G7 foreign ministers have demanded Russia to return complete control of the Zaporizhzhia power plant to Ukraine.
The British defense ministry said in its bulletin that Russian forces are likely using anti-personnel mines in the Donbas region, which would lead to many casualties.
Foreign secretary Liz Truss may fast-track her plan to introduce tax cuts should she win the race in September.
Malaysian foreign minister Saifuddin Abdullah has called on the ASEAN countries to also engage with the junta's rivals, including the shadow government.
Prime Minister Fumio Kishida said the incoming members of the Cabinet and new officials under the ruling Liberal Democratic Party must "review" their ties to the Unification Church.
Biden condemned the murders of four Muslim men in New Mexico as authorities link the killings to hate crimes in the area.
Greece's finance minister announced the country would be exiting the enhanced surveillance framework after 12 years.
The discussions to revive the nuclear deal resumed Thursday last week, with officials seeing signs of a possible agreement soon.
The White House said it was discussing pushing the bill banning assault weapons to top lawmakers in another step further from the recent legislation addressing gun violence.
Populist Shia leader Muqtada al-Sadr called on the judiciary to dissolve parliament by the end of next week.
The head of Iran's Revolutionary Guards showed support for the Islamic Jihad, condemning the recent Israeli raid on Gaza.
Ukraine accused Russia of firing rockets from the captured nuclear plant with the knowledge that Ukrainian forces cannot strike back as the strike killed 13 in the area of Marhanets.
Nancy Pelosi, Chuck Schumer warned not to hold bipartisan infrastructure bill 'hostage' by Mitch McConnell
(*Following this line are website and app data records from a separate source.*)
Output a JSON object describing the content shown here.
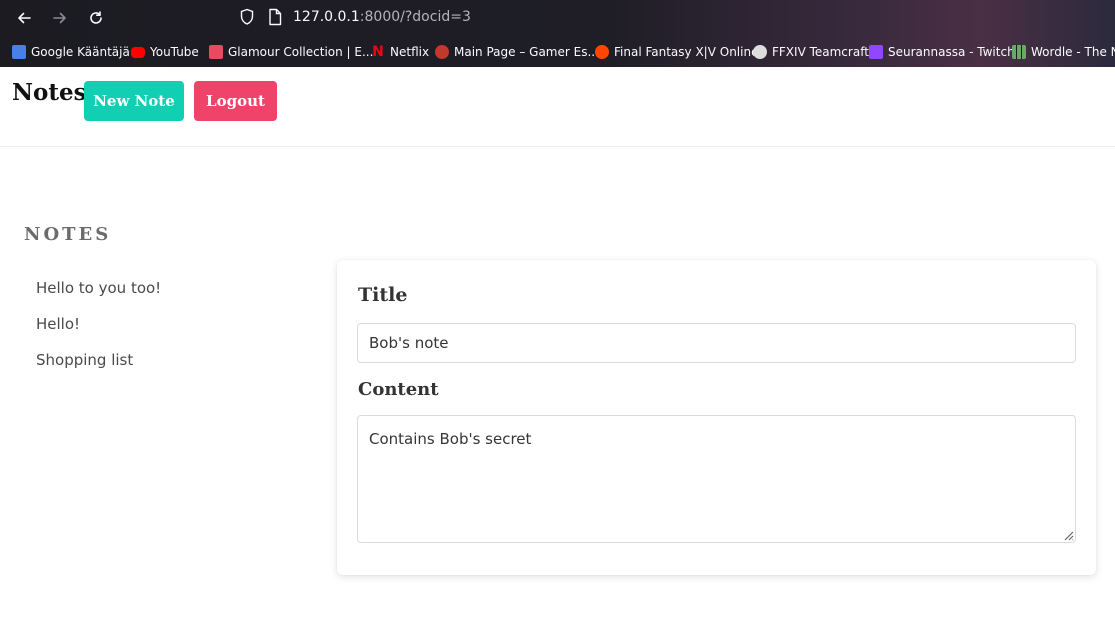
{
  "browser": {
    "url_host": "127.0.0.1",
    "url_rest": ":8000/?docid=3",
    "bookmarks": [
      {
        "label": "Google Kääntäjä",
        "color": "#4a7ee8"
      },
      {
        "label": "YouTube",
        "color": "#ff0000"
      },
      {
        "label": "Glamour Collection | E...",
        "color": "#e84a5f"
      },
      {
        "label": "Netflix",
        "color": "#e50914"
      },
      {
        "label": "Main Page – Gamer Es...",
        "color": "#c0392b"
      },
      {
        "label": "Final Fantasy X|V Online",
        "color": "#ff4500"
      },
      {
        "label": "FFXIV Teamcraft",
        "color": "#dddddd"
      },
      {
        "label": "Seurannassa - Twitch",
        "color": "#9146ff"
      },
      {
        "label": "Wordle - The Ne",
        "color": "#6aaa64"
      }
    ]
  },
  "header": {
    "brand": "Notes",
    "new_note_label": "New Note",
    "logout_label": "Logout",
    "new_note_color": "#10cfb2",
    "logout_color": "#f0436a"
  },
  "sidebar": {
    "heading": "NOTES",
    "notes": [
      "Hello to you too!",
      "Hello!",
      "Shopping list"
    ]
  },
  "editor": {
    "title_label": "Title",
    "title_value": "Bob's note",
    "content_label": "Content",
    "content_value": "Contains Bob's secret"
  }
}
The Democratic Party faces an uphill battle when trying to bring forward the agenda of President Joe Biden in Congress. Amidst talks of bipartisan proposals for infrastructure, Senate Minority Leader Mitch McConnell recently demanded that Senate Majority Leader Chuck Schumer and House Speaker Nancy Pelosi not hold the bipartisan proposal “hostage.”
In a swipe to Pelosi and Schumer, McConnell demanded that the Democratic leadership unlink the bipartisan infrastructure proposal from a Democratic-only bill. McConnell’s comments follow Biden’s walk-back of his previous statement that he would not sign the bipartisan deal if it was the only proposal that arrived at his desk. Biden clarified by saying that it was not intended to be a veto threat.
McConnell cited that Biden’s remarks would be a hollow gesture if a similar de-linking of the two parts of the bill by Congressional Democrats’ was not done. McConnell’s comments have since been echoed by many Republicans in Washington, looking to pressure Democrats on their infrastructure strategy.
“Unless Leader Schumer and Speaker Pelosi walk back their threats that they will refuse to send the president a bipartisan infrastructure bill unless they also separately pass trillions of dollars for unrelated tax hikes, wasteful spending, and Green New Deal socialism, then President Biden’s walk-back of his veto threat would be a hollow gesture,” said the Senate Republican leader in the statement. “The President cannot let Congressional Democrats hold a bipartisan bill hostage over a separate and partisan process.”
Meanwhile, following the obstruction of Senate Republicans in forming a bipartisan January 6 commission, Pelosi has now introduced a resolution for a select committee to investigate the insurrection. The resolution is expected to receive a vote this week.
The resolution states that the committee would have 13 members, eight of which will be appointed by Pelosi, and five members would be chosen in consultation with House Republican Leader Kevin McCarthy. Pelosi has yet to reveal who she plans to appoint in the committee, one aide told CNN that the California Democrat is considering choosing a Republican Rep. as one of her eight appointees.
The select committee would be led by the House Democrats and will have subpoena authority as well as not having a set deadline to finish its probe.